Paris Picasso Museum finally reopens

It has been half a decade since the Musée Picasso in Paris closed for major renovation. While it is welcome news that the institution is back in business, the journey getting here has been long, painful and arduous, with all the relevant parties – directly and indirectly – engulfed in one quarrel after the other.
The original timescale given for the $71 million (approximately £44 million) project was two years, which was considered to be appropriate to the task at hand. It was, with hindsight, perhaps wishful thinking. This was never going to be a simple endeavour.
Complication was explicit from the outset. Here was a museum with a tremendous legacy to watch over, here was a government pitching its two francs, and here were Picasso’s heirs with their own personal and historic association.
Navigating a discourse between all of these parties and others has been challenging to say the least, the legacy of which is the modernisation of the 17th century baroque mansion within which the museum is based. It is now twice its previous size.
That is the positive outcome, the negative being what the AFP described as a “rift” between Picasso’s son Claude and the French government, and the dismissal of the Musée Picasso’s director Anne Baldassari.
Her dismissal was quite the shock in the art world, despite it being public knowledge that there was a lot of tension within the institution. Ms Baldassari had, for example, been at the museum for over 20 years, nine of which she served as director.
She remains a key authority on Picasso and had been instrumental in not only keeping the museum relevant but also increasing its scope. Many bemoaned her sacking. However, others were less impressed with style of management, with some saying she had perhaps overreached herself. She had to go.
That is all past tense now (for some). While the wounds remain fresh, the (impatient) public finally visit the museum and benefit from a bigger, better and bolder experience. There is some comfort in knowing that this institution, which is home to over 5,000 paintings, drawings, sculptures, ceramics, photographs and documents by and belonging to Picasso, is quite the marvel.
“Everything has changed and nothing has changed.
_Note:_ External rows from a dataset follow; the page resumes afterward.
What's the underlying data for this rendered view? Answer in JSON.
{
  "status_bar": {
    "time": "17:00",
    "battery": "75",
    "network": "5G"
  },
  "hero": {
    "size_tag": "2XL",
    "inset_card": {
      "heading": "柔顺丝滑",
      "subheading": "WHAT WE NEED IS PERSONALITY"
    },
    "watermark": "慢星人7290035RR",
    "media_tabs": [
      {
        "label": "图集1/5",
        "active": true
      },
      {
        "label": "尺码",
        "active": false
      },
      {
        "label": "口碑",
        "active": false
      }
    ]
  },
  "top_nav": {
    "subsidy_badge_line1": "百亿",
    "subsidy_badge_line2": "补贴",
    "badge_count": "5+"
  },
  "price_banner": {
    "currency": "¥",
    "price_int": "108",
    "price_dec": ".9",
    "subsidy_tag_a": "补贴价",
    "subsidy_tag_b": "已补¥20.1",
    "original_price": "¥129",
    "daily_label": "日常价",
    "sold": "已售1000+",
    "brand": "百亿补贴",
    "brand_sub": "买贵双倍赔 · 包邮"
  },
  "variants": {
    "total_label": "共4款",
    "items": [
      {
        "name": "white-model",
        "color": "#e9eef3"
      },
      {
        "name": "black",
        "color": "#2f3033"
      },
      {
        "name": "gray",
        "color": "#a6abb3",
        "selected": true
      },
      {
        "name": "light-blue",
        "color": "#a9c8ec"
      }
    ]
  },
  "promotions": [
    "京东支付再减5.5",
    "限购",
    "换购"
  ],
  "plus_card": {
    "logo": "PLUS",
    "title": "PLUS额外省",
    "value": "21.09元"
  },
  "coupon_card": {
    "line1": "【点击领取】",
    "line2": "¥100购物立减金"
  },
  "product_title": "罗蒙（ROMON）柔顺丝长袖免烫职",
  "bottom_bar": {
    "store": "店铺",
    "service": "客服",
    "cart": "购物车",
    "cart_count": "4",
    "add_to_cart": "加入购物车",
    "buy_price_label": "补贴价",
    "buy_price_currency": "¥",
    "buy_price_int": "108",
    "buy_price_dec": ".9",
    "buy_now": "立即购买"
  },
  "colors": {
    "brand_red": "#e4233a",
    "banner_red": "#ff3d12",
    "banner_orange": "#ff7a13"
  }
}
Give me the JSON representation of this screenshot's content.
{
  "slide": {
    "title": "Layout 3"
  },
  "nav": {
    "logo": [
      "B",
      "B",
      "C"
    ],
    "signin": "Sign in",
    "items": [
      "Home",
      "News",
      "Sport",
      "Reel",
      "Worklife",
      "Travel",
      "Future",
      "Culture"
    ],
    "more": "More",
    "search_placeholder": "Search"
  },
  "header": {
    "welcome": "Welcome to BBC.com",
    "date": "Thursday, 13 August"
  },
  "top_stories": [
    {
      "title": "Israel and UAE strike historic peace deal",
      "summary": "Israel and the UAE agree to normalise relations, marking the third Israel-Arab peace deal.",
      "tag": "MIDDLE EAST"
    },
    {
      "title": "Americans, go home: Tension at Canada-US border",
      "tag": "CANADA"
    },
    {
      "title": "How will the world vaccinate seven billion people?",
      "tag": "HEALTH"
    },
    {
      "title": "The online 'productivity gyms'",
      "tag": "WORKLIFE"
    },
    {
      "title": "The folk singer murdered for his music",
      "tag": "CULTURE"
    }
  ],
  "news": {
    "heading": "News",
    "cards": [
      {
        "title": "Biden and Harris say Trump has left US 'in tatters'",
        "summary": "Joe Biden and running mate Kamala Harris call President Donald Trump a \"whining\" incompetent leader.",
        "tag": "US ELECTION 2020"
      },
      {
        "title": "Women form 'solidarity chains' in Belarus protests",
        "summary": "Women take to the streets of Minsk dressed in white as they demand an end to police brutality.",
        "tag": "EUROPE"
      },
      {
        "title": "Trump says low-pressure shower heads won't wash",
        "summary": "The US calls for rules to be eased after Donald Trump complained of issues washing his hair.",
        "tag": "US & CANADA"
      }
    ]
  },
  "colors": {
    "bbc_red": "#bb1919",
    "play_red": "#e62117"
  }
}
You still have the basic structure of the building… but at the same time everything has been redone,” the Musée Picasso’s new director Laurent Le Bon was quoted by the AFP as saying. “There is a lot of fluidity – one can move around much more easily than before, one has a freedom which goes well with the spirit and the works of Picasso.”
Cadogan Tate can ship works of art from anywhere in France to most destinations around the world.